Posted in SHOFT on Monday 9th January 2012 at 10:01am
I came very late to Evil Hand's release "Huldra" last year, and regret that I didn't get a chance to write about it's strange atmospherics here until it was much too late. And here again, in these first hungover weeks of the new year when most right-thinking people are still licking the wounds of the first week back at work rather than thinking about new releases, "Rain Check" arrives. There is of course, every danger it could again go undetected too, slipping under the radar while we're all contemplating our waistlines or trying to figure out if the recycling collections will ever get back to normal. But in another sense it couldn't be better timed - the post-festive comedown is never easy, and in these straightened times even less so perhaps. So what is the perfect sound track to this time of year? What lets you wallow in just enough of the winter darkness before lifting you with it's almost absurd optimism? Perhaps Evil Hand has had a damn good go at writing that very record here. Evil Hand is of course Derek Bates - one half of Bottle of Evil who recently graced these pages with their "Inside Looking Out" EP, a record which has only grown in my estimations since first hearing. What is less clear is quite how to describe "Rain Check" - it's either a long EP or a short album. In a sense it doesn't matter because it stands alone as a collection of regret-laced noisy tunes and curious musical experiments, beginning with "A Drop of Sunshine" with distant vocals buried in doomladen guitar chords and a wash of white noise. Next, "Good For Nothing" is a wistful piece with hints of late-sixties guitar pop and traditional folk ballads, like an out-take from a lost Gene Clark album. It's gentle melody and half-whispered vocal shimmer over a backing of hollow electronics and replicated voices, with the whole thing melting beautifully together.

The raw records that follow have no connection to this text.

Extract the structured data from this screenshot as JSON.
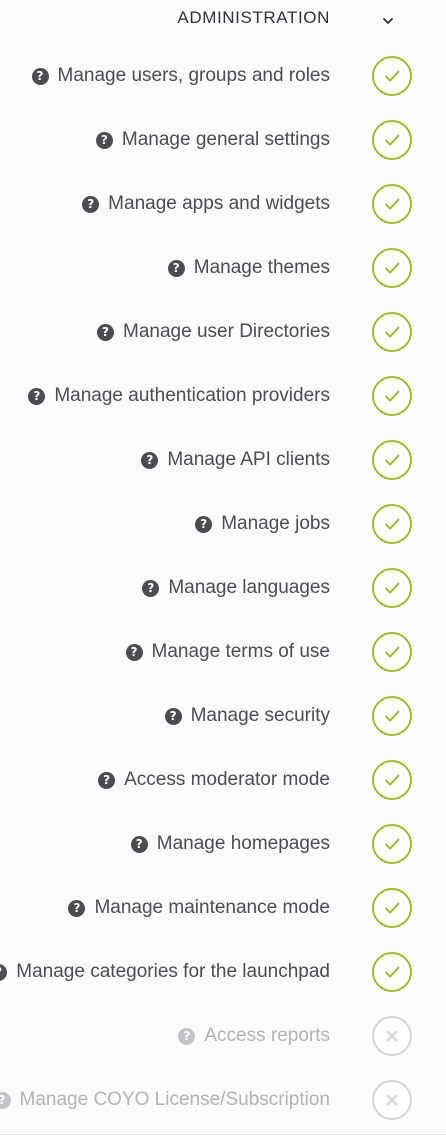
{
  "section": {
    "title": "ADMINISTRATION",
    "toggle_icon": "chevron-down-icon"
  },
  "colors": {
    "granted": "#9bbd2a",
    "denied": "#d4d5d7",
    "label": "#4a4d52",
    "label_disabled": "#b2b4b7"
  },
  "permissions": [
    {
      "label": "Manage users, groups and roles",
      "granted": true
    },
    {
      "label": "Manage general settings",
      "granted": true
    },
    {
      "label": "Manage apps and widgets",
      "granted": true
    },
    {
      "label": "Manage themes",
      "granted": true
    },
    {
      "label": "Manage user Directories",
      "granted": true
    },
    {
      "label": "Manage authentication providers",
      "granted": true
    },
    {
      "label": "Manage API clients",
      "granted": true
    },
    {
      "label": "Manage jobs",
      "granted": true
    },
    {
      "label": "Manage languages",
      "granted": true
    },
    {
      "label": "Manage terms of use",
      "granted": true
    },
    {
      "label": "Manage security",
      "granted": true
    },
    {
      "label": "Access moderator mode",
      "granted": true
    },
    {
      "label": "Manage homepages",
      "granted": true
    },
    {
      "label": "Manage maintenance mode",
      "granted": true
    },
    {
      "label": "Manage categories for the launchpad",
      "granted": true
    },
    {
      "label": "Access reports",
      "granted": false
    },
    {
      "label": "Manage COYO License/Subscription",
      "granted": false
    }
  ]
}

I confess I've never been much of a fan of the Beach Boys, though I've always respected Brian Wilson's songwriting craft above their over-sweetened bubblegum delivery. But by 1971's "Sunflower" the dark heart of the songwriter was beginning to overtake the gleeful harmonies, and "Forever" is a surprisingly gloomy faux-country oddity. Evil Hands's take preserves both the forlorn lead vocal and the gentle melody, but couples it to a tremelo-heavy, note-bendingly joyous musical backdrop. On what I regard as the record's stand-out track "Three Faces", Bates manages to accomplish what My Bloody Valentine have been fruitlessly trying to repeat since 1991 on a tiny fraction of the budget, by fusing skittering beats, washes of effect-laden guitar and a gorgeously delicate tune. As the first vocal section of the song fades into it's own noisy sheen an extended instrumental coda strikes up, building layer on layer of blissful melody and squalling feedback. It's a short, unfocused and confusing piece in some respects - but the simple fact is that it's utterly beguiling. Likewise, the jittering pop squall of "Sonograph" - a dizzying clash of guitars and tweeting electronics, with a low-slung Mary Chain like vocal embedded deep in the mix, and which builds towards a fuzzy, psyched-out ending. The record closes with a couple of more experimental pieces, culminating in the mighty "Iceberg". Clocking in at nearly seven minutes of David Lynch soundtrack style rumblings and washes of sharpened guitar sounds which dissolve into static. Then, perhaps when least expected, the track is invaded by what appears to be the entire 1970s staff of the BBC Radiophonic Workshop. Strange, analogue synthesiser drones which have teleported in from Blake's Seven or Doctor Who sit alongside echoing atmospherics. Played loud, it has a curious effect. I used to it to quell some irritating neighbours to remarkable effect. It's a curiosity rather than an essential part of the EP for sure, but it demonstrates the breadth of Bates' interest, musicianship and vision.
So, another year of my rambling about music kicks off with a release made in such an understated way that it would be easy to miss - it's to my great dismay that it took me so long to find Evil Hand's previous work, and I'd urge you not to commit the same error. This is in parts dreamy and ambient, and in others noisy and challenging - but throughout there is a thread of pop sensibility winding through these songs which I find completely irresistible. Here's to 2012. Happy new year.
Evil Hand - Three Faces
I've had a home on the web for more years than I care to remember, and a few kind souls persuade me it's worth persisting with keeping it updated. This current incarnation of the site is centred around the blog posts which began back in 1999 as 'the daylog' and continued through my travels and tribulations during the following years.
I don't get out and about nearly as much these days, but I do try to record significant events and trips for posterity. You may also have arrived here by following the trail to my former music blog Songs Heard On Fast Trains. That content is preserved here too.